Below you can find the criteria for each status:
NOT COVERED – There are no tests linked to this Requirement.
NO RUN – There is at least one test linked to the requirement. None of the linked tests ran.
STARTED – There is at least one test linked to the requirement that started running. None of them Failed or was set to Blocked.
PASSED – All linked tests ran and passed.
BLOCKED – At least one of the linked tests was set to blocked. None of the linked Tests Failed.
FAILED – At least one of the linked tests failed.
N/A – All tests linked to this requirement are marked as N/A.
Filters is a very powerful tool that allows you to create customized views in each of PractiTest’s main modules based on dynamic queries and fields information. By creating filter views, you can focus the list of items you see in each module, on a specific group of items, instead of going through an endless list of items.

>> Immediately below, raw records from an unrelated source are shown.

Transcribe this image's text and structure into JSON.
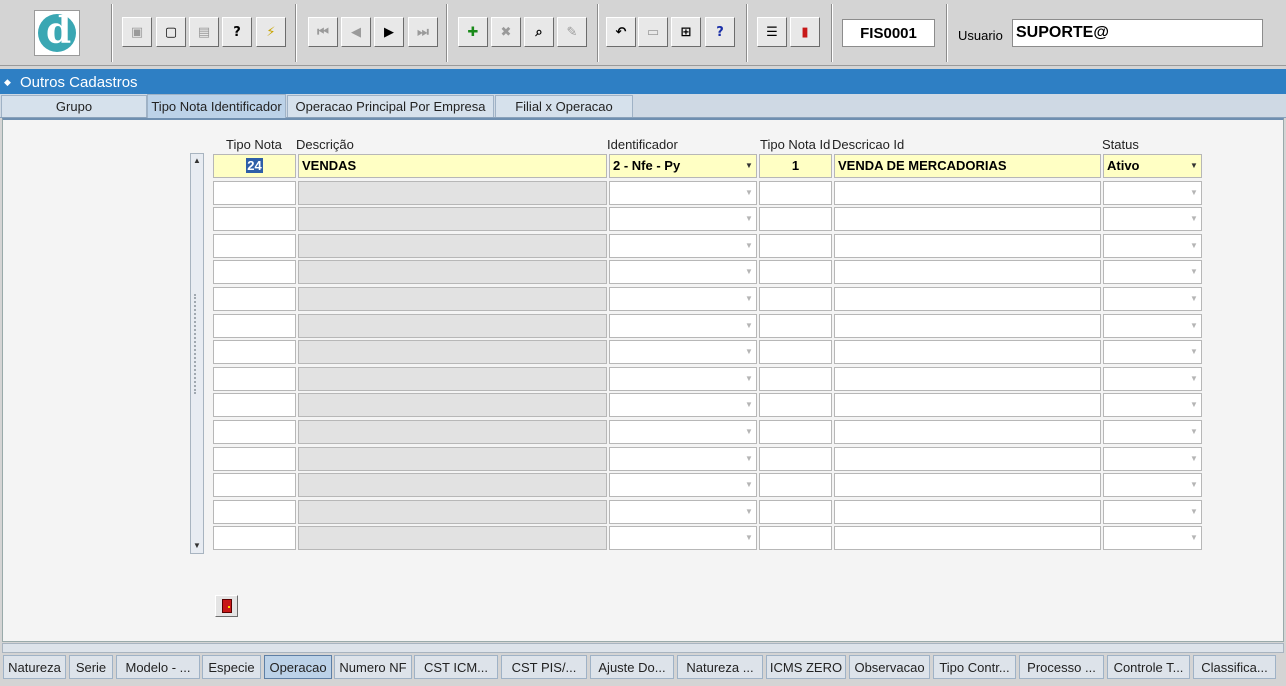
{
  "toolbar": {
    "logo_letter": "d",
    "buttons": [
      {
        "name": "save-button",
        "glyph": "▣",
        "dim": true
      },
      {
        "name": "window-button",
        "glyph": "▢",
        "dim": false
      },
      {
        "name": "print-button",
        "glyph": "▤",
        "dim": true
      },
      {
        "name": "query-help-button",
        "glyph": "?",
        "dim": false
      },
      {
        "name": "execute-query-button",
        "glyph": "⚡",
        "dim": false
      },
      {
        "name": "first-record-button",
        "glyph": "⏮",
        "dim": true
      },
      {
        "name": "previous-record-button",
        "glyph": "◀",
        "dim": true
      },
      {
        "name": "next-record-button",
        "glyph": "▶",
        "dim": false
      },
      {
        "name": "last-record-button",
        "glyph": "⏭",
        "dim": true
      },
      {
        "name": "insert-record-button",
        "glyph": "✚",
        "dim": false
      },
      {
        "name": "delete-record-button",
        "glyph": "✖",
        "dim": true
      },
      {
        "name": "search-record-button",
        "glyph": "⌕",
        "dim": false
      },
      {
        "name": "edit-record-button",
        "glyph": "✎",
        "dim": true
      },
      {
        "name": "undo-button",
        "glyph": "↶",
        "dim": false
      },
      {
        "name": "clipboard-button",
        "glyph": "▭",
        "dim": true
      },
      {
        "name": "calculator-button",
        "glyph": "⊞",
        "dim": false
      },
      {
        "name": "help-button",
        "glyph": "?",
        "dim": false
      },
      {
        "name": "menu-button",
        "glyph": "☰",
        "dim": false
      },
      {
        "name": "exit-button",
        "glyph": "▮",
        "dim": false
      }
    ],
    "form_code": "FIS0001",
    "user_label": "Usuario",
    "user_value": "SUPORTE@"
  },
  "window": {
    "title": "Outros Cadastros"
  },
  "top_tabs": [
    {
      "label": "Grupo",
      "active": false
    },
    {
      "label": "Tipo Nota Identificador",
      "active": true
    },
    {
      "label": "Operacao Principal Por Empresa",
      "active": false
    },
    {
      "label": "Filial x Operacao",
      "active": false
    }
  ],
  "grid": {
    "headers": {
      "tipo_nota": "Tipo Nota",
      "descricao": "Descrição",
      "identificador": "Identificador",
      "tipo_nota_id": "Tipo Nota Id",
      "descricao_id": "Descricao Id",
      "status": "Status"
    },
    "rows": [
      {
        "tipo_nota": "24",
        "descricao": "VENDAS",
        "identificador": "2 - Nfe - Py",
        "tipo_nota_id": "1",
        "descricao_id": "VENDA DE MERCADORIAS",
        "status": "Ativo"
      },
      {
        "tipo_nota": "",
        "descricao": "",
        "identificador": "",
        "tipo_nota_id": "",
        "descricao_id": "",
        "status": ""
      },
      {
        "tipo_nota": "",
        "descricao": "",
        "identificador": "",
        "tipo_nota_id": "",
        "descricao_id": "",
        "status": ""
      },
      {
        "tipo_nota": "",
        "descricao": "",
        "identificador": "",
        "tipo_nota_id": "",
        "descricao_id": "",
        "status": ""
      },
      {
        "tipo_nota": "",
        "descricao": "",
        "identificador": "",
        "tipo_nota_id": "",
        "descricao_id": "",
        "status": ""
      },
      {
        "tipo_nota": "",
        "descricao": "",
        "identificador": "",
        "tipo_nota_id": "",
        "descricao_id": "",
        "status": ""
      },
      {
        "tipo_nota": "",
        "descricao": "",
        "identificador": "",
        "tipo_nota_id": "",
        "descricao_id": "",
        "status": ""
      },
      {
        "tipo_nota": "",
        "descricao": "",
        "identificador": "",
        "tipo_nota_id": "",
        "descricao_id": "",
        "status": ""
      },
      {
        "tipo_nota": "",
        "descricao": "",
        "identificador": "",
        "tipo_nota_id": "",
        "descricao_id": "",
        "status": ""
      },
      {
        "tipo_nota": "",
        "descricao": "",
        "identificador": "",
        "tipo_nota_id": "",
        "descricao_id": "",
        "status": ""
      },
      {
        "tipo_nota": "",
        "descricao": "",
        "identificador": "",
        "tipo_nota_id": "",
        "descricao_id": "",
        "status": ""
      },
      {
        "tipo_nota": "",
        "descricao": "",
        "identificador": "",
        "tipo_nota_id": "",
        "descricao_id": "",
        "status": ""
      },
      {
        "tipo_nota": "",
        "descricao": "",
        "identificador": "",
        "tipo_nota_id": "",
        "descricao_id": "",
        "status": ""
      },
      {
        "tipo_nota": "",
        "descricao": "",
        "identificador": "",
        "tipo_nota_id": "",
        "descricao_id": "",
        "status": ""
      },
      {
        "tipo_nota": "",
        "descricao": "",
        "identificador": "",
        "tipo_nota_id": "",
        "descricao_id": "",
        "status": ""
      }
    ]
  },
  "bottom_tabs": [
    {
      "label": "Natureza",
      "active": false
    },
    {
      "label": "Serie",
      "active": false
    },
    {
      "label": "Modelo - ...",
      "active": false
    },
    {
      "label": "Especie",
      "active": false
    },
    {
      "label": "Operacao",
      "active": true
    },
    {
      "label": "Numero NF",
      "active": false
    },
    {
      "label": "CST ICM...",
      "active": false
    },
    {
      "label": "CST PIS/...",
      "active": false
    },
    {
      "label": "Ajuste Do...",
      "active": false
    },
    {
      "label": "Natureza ...",
      "active": false
    },
    {
      "label": "ICMS ZERO",
      "active": false
    },
    {
      "label": "Observacao",
      "active": false
    },
    {
      "label": "Tipo Contr...",
      "active": false
    },
    {
      "label": "Processo ...",
      "active": false
    },
    {
      "label": "Controle T...",
      "active": false
    },
    {
      "label": "Classifica...",
      "active": false
    }
  ],
  "colors": {
    "accent": "#2e7fc4",
    "highlight": "#ffffc4",
    "selection": "#2e5ea8"
  }
}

In addition to convenience, filters are also used for reporting purposes, allowing you to create reporting items based on a filter’s content.
To create a new filter in one of the modules, click on ‘+New Filter’ from the left side of the screen.
After adding a name for your filter, add an ‘AND’ Query from the filter criteria section, and select the field you want to filter by from the dropdown menu.
At the bottom of the screen, drag the fields you want to show on the grid from ‘Available’ to ‘Displayed’.
There are a lot more options when it comes to filters. If you want to get a deeper look into the subject visit this guide.